__WORK TO COMPLETE__
For the entries below, report the number of lines containing "Pegawai", without any other content.

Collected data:
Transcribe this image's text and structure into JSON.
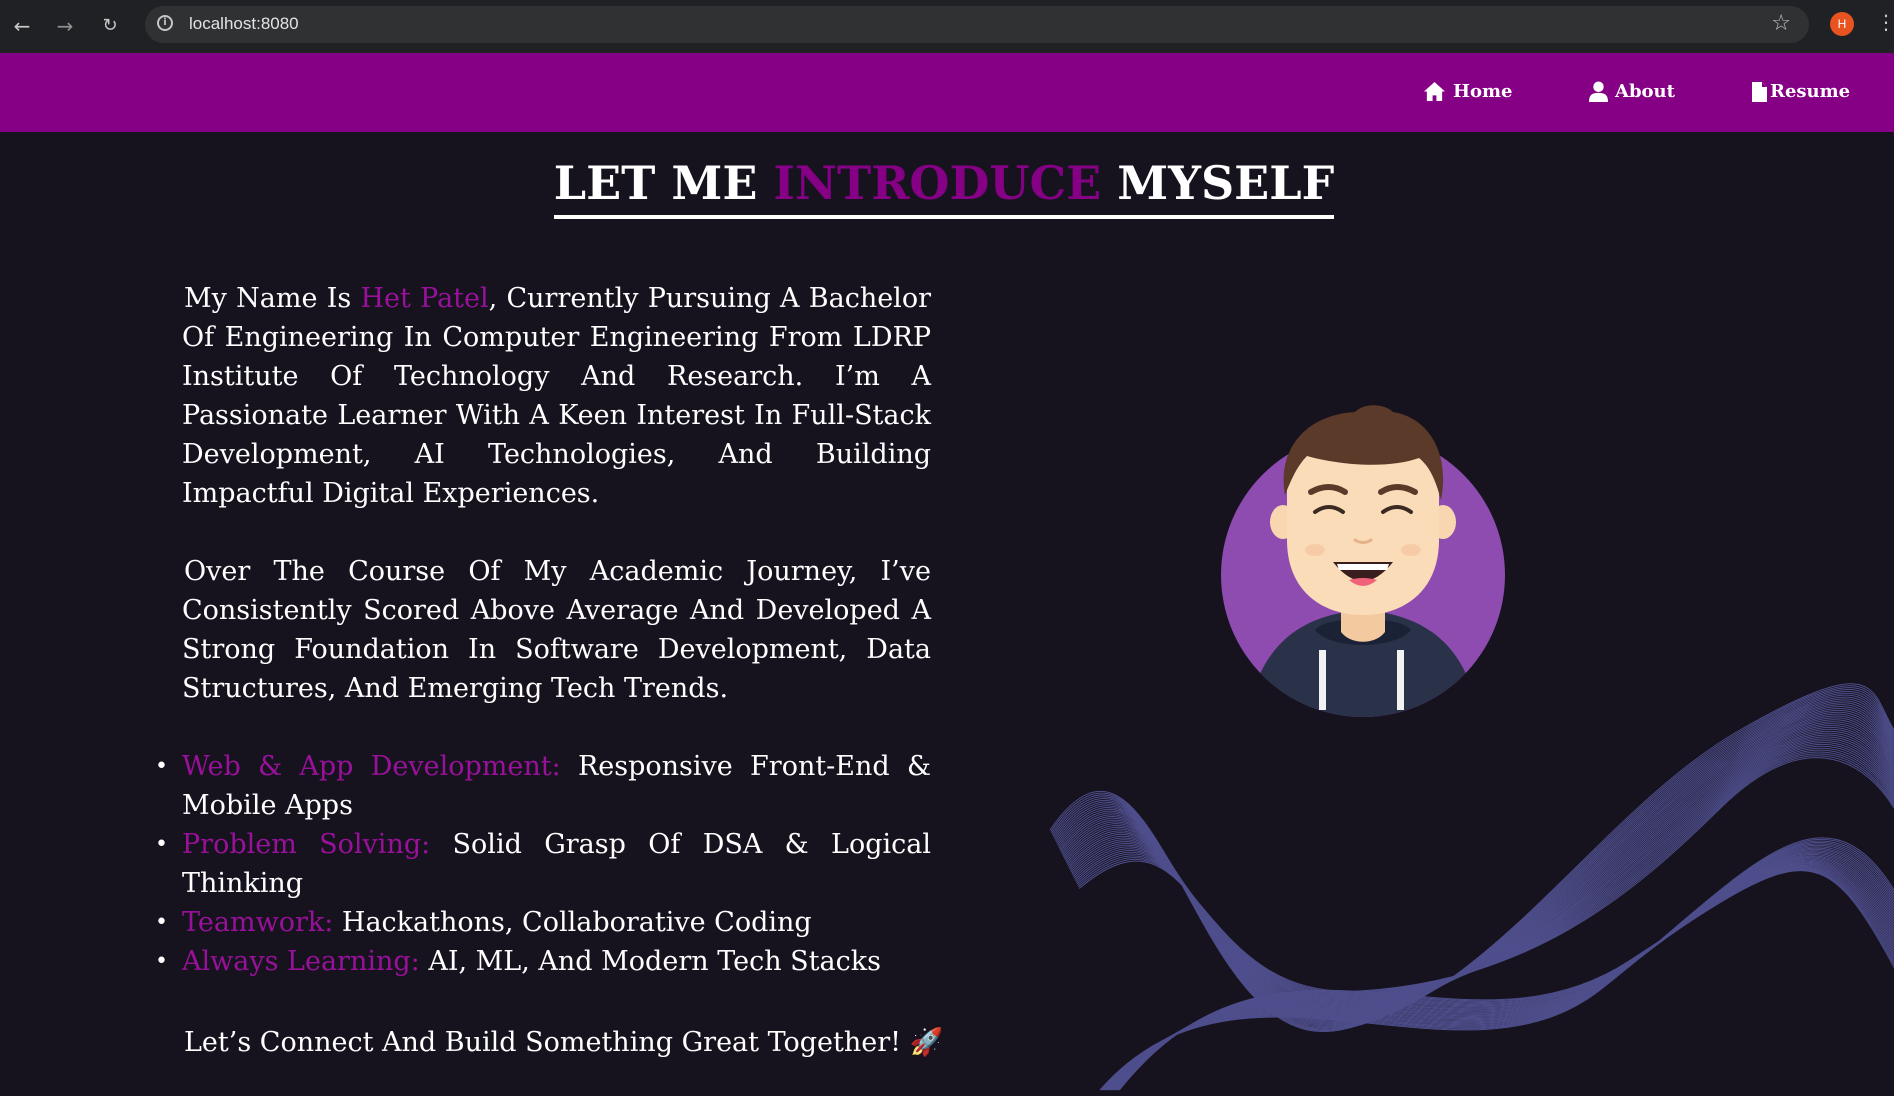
{
  "browser": {
    "url": "localhost:8080",
    "profile_initial": "H"
  },
  "navbar": {
    "items": [
      {
        "label": "Home",
        "icon": "home-icon"
      },
      {
        "label": "About",
        "icon": "user-icon"
      },
      {
        "label": "Resume",
        "icon": "document-icon"
      }
    ]
  },
  "heading": {
    "part1": "LET ME ",
    "highlight": "INTRODUCE",
    "part2": " MYSELF"
  },
  "intro": {
    "prefix": "My Name Is ",
    "name": "Het Patel",
    "rest": ", Currently Pursuing A Bachelor Of Engineering In Computer Engineering From LDRP Institute Of Technology And Research. I’m A Passionate Learner With A Keen Interest In Full-Stack Development, AI Technologies, And Building Impactful Digital Experiences."
  },
  "journey": "Over The Course Of My Academic Journey, I’ve Consistently Scored Above Average And Developed A Strong Foundation In Software Development, Data Structures, And Emerging Tech Trends.",
  "skills": [
    {
      "title": "Web & App Development:",
      "desc": " Responsive Front-End & Mobile Apps"
    },
    {
      "title": "Problem Solving:",
      "desc": " Solid Grasp Of DSA & Logical Thinking"
    },
    {
      "title": "Teamwork:",
      "desc": " Hackathons, Collaborative Coding"
    },
    {
      "title": "Always Learning:",
      "desc": " AI, ML, And Modern Tech Stacks"
    }
  ],
  "closing": "Let’s Connect And Build Something Great Together! 🚀",
  "colors": {
    "navbar": "#860085",
    "accent": "#99119a",
    "background": "#16131f"
  }
}
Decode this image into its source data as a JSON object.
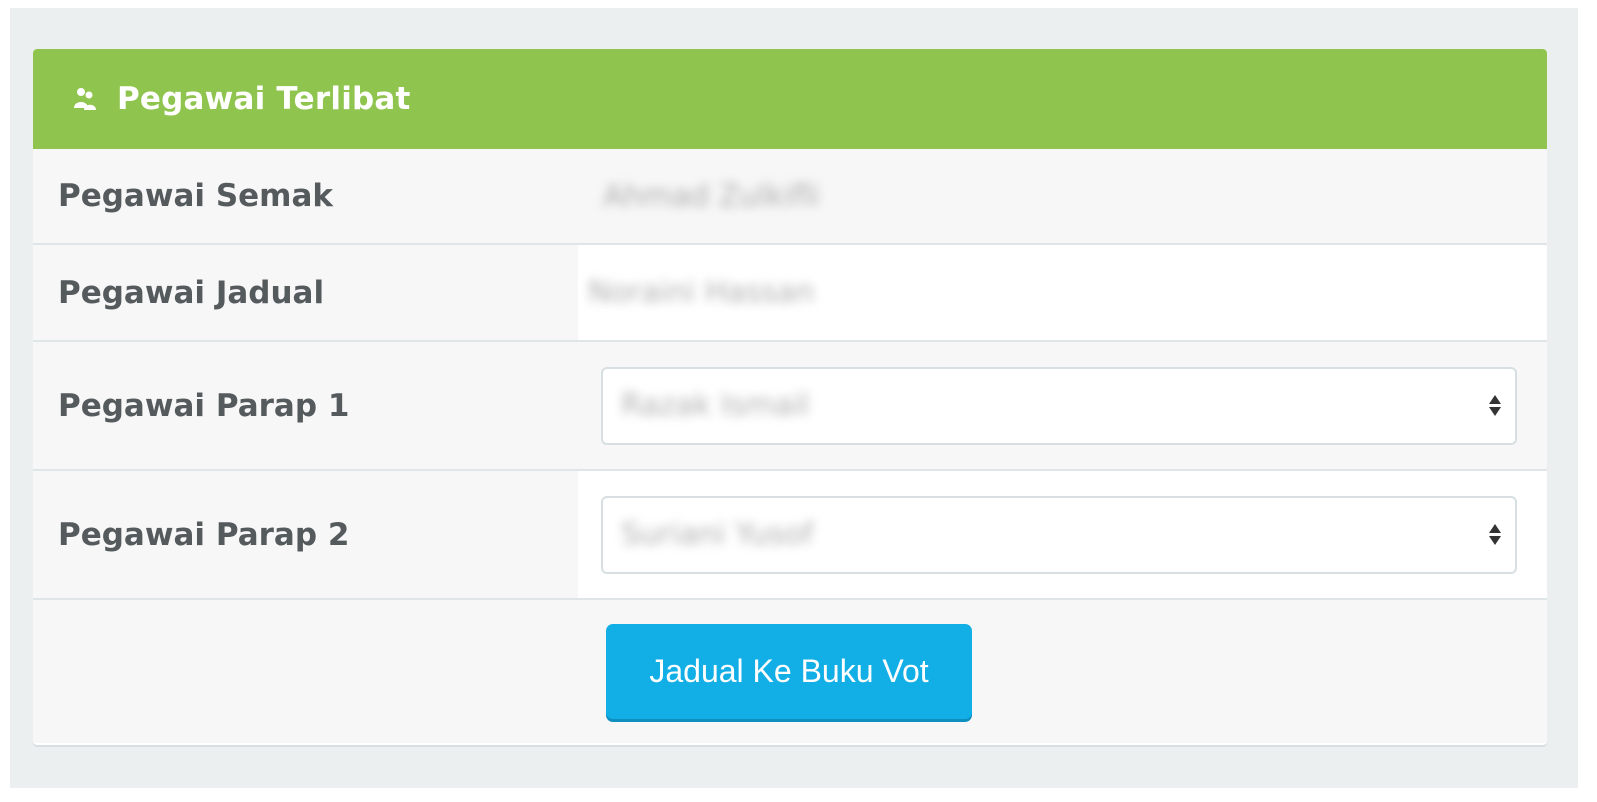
{
  "panel": {
    "title": "Pegawai Terlibat",
    "header_icon": "users-icon"
  },
  "rows": [
    {
      "label": "Pegawai Semak",
      "value": "Ahmad Zulkifli"
    },
    {
      "label": "Pegawai Jadual",
      "value": "Noraini Hassan"
    },
    {
      "label": "Pegawai Parap 1",
      "selected": "Razak Ismail",
      "control": "select"
    },
    {
      "label": "Pegawai Parap 2",
      "selected": "Suriani Yusof",
      "control": "select"
    }
  ],
  "footer": {
    "button_label": "Jadual Ke Buku Vot"
  },
  "colors": {
    "header_bg": "#8fc54e",
    "button_bg": "#12aee6",
    "page_bg": "#eceff0",
    "label_text": "#555a5d"
  }
}
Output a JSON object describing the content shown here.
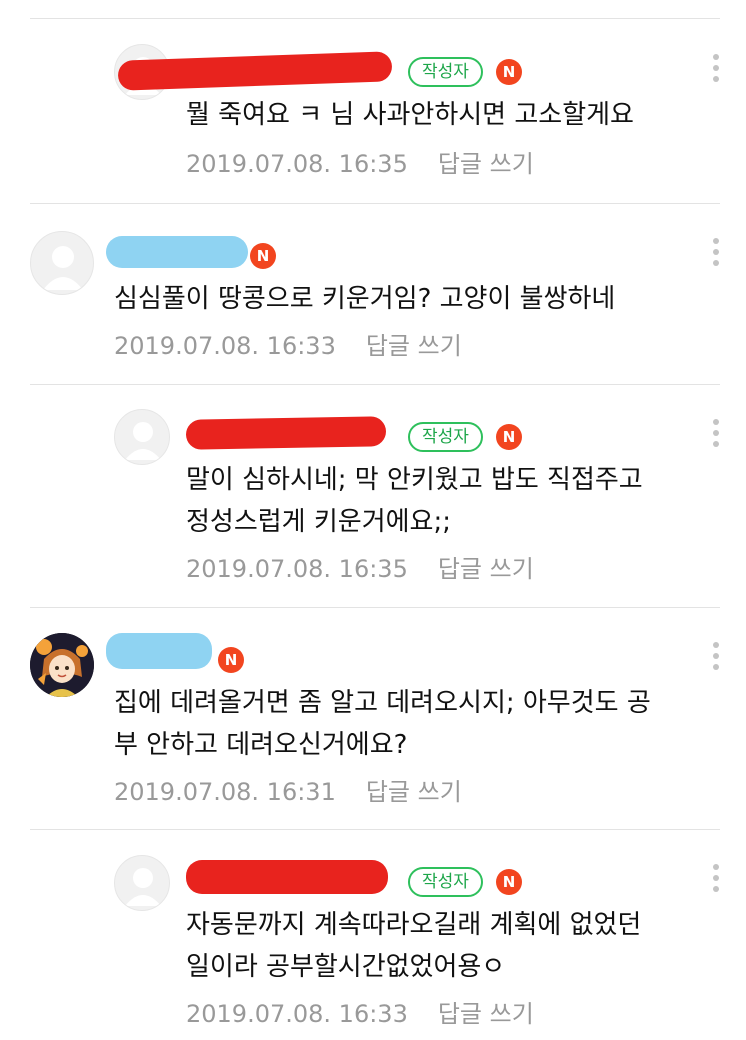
{
  "labels": {
    "author_badge": "작성자",
    "new_badge": "N",
    "reply_action": "답글 쓰기"
  },
  "colors": {
    "author_badge_border": "#2ec05c",
    "new_badge": "#f2451f",
    "redaction_red": "#e8231e",
    "redaction_blue": "#8fd3f2"
  },
  "comments": [
    {
      "line1": "뭘 죽여요 ㅋ 님 사과안하시면 고소할게요",
      "line2": "",
      "date": "2019.07.08. 16:35"
    },
    {
      "line1": "심심풀이 땅콩으로 키운거임?  고양이 불쌍하네",
      "line2": "",
      "date": "2019.07.08. 16:33"
    },
    {
      "line1": "말이 심하시네; 막 안키웠고 밥도 직접주고",
      "line2": "정성스럽게 키운거에요;;",
      "date": "2019.07.08. 16:35"
    },
    {
      "line1": "집에 데려올거면 좀 알고 데려오시지; 아무것도 공",
      "line2": "부 안하고 데려오신거에요?",
      "date": "2019.07.08. 16:31"
    },
    {
      "line1": "자동문까지 계속따라오길래 계획에 없었던",
      "line2": "일이라 공부할시간없었어용ㅇ",
      "date": "2019.07.08. 16:33"
    }
  ]
}
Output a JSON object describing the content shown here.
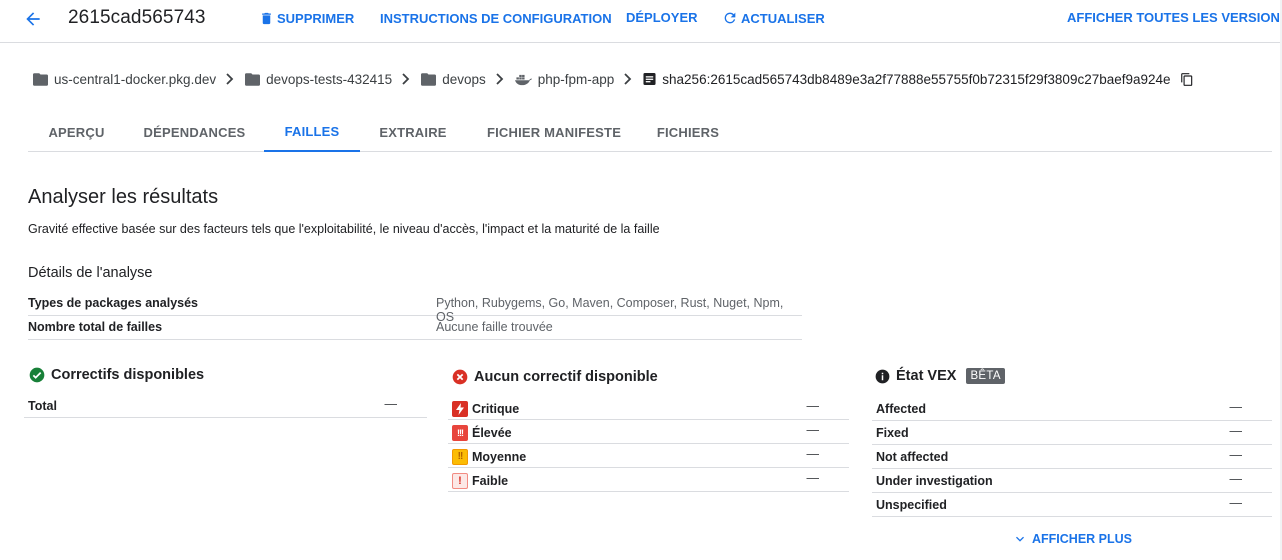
{
  "header": {
    "title": "2615cad565743",
    "delete_label": "SUPPRIMER",
    "setup_label": "INSTRUCTIONS DE CONFIGURATION",
    "deploy_label": "DÉPLOYER",
    "refresh_label": "ACTUALISER",
    "all_versions_label": "AFFICHER TOUTES LES VERSIONS",
    "accent_color": "#1a73e8"
  },
  "breadcrumb": {
    "items": [
      {
        "label": "us-central1-docker.pkg.dev",
        "icon": "folder-icon"
      },
      {
        "label": "devops-tests-432415",
        "icon": "folder-icon"
      },
      {
        "label": "devops",
        "icon": "folder-icon"
      },
      {
        "label": "php-fpm-app",
        "icon": "docker-icon"
      }
    ],
    "digest": "sha256:2615cad565743db8489e3a2f77888e55755f0b72315f29f3809c27baef9a924e"
  },
  "tabs": [
    {
      "label": "APERÇU",
      "active": false
    },
    {
      "label": "DÉPENDANCES",
      "active": false
    },
    {
      "label": "FAILLES",
      "active": true
    },
    {
      "label": "EXTRAIRE",
      "active": false
    },
    {
      "label": "FICHIER MANIFESTE",
      "active": false
    },
    {
      "label": "FICHIERS",
      "active": false
    }
  ],
  "analysis": {
    "title": "Analyser les résultats",
    "description": "Gravité effective basée sur des facteurs tels que l'exploitabilité, le niveau d'accès, l'impact et la maturité de la faille",
    "details_title": "Détails de l'analyse",
    "rows": [
      {
        "label": "Types de packages analysés",
        "value": "Python, Rubygems, Go, Maven, Composer, Rust, Nuget, Npm, OS"
      },
      {
        "label": "Nombre total de failles",
        "value": "Aucune faille trouvée"
      }
    ]
  },
  "fixes": {
    "title": "Correctifs disponibles",
    "rows": [
      {
        "label": "Total",
        "value": "—"
      }
    ]
  },
  "no_fix": {
    "title": "Aucun correctif disponible",
    "rows": [
      {
        "label": "Critique",
        "value": "—",
        "icon": "critical-icon",
        "color": "#d93025"
      },
      {
        "label": "Élevée",
        "value": "—",
        "icon": "high-icon",
        "color": "#e8453c"
      },
      {
        "label": "Moyenne",
        "value": "—",
        "icon": "medium-icon",
        "color": "#f29900"
      },
      {
        "label": "Faible",
        "value": "—",
        "icon": "low-icon",
        "color": "#d93025"
      }
    ]
  },
  "vex": {
    "title": "État VEX",
    "badge": "BÊTA",
    "rows": [
      {
        "label": "Affected",
        "value": "—"
      },
      {
        "label": "Fixed",
        "value": "—"
      },
      {
        "label": "Not affected",
        "value": "—"
      },
      {
        "label": "Under investigation",
        "value": "—"
      },
      {
        "label": "Unspecified",
        "value": "—"
      }
    ],
    "show_more_label": "AFFICHER PLUS"
  }
}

__ANSWER AREA__
5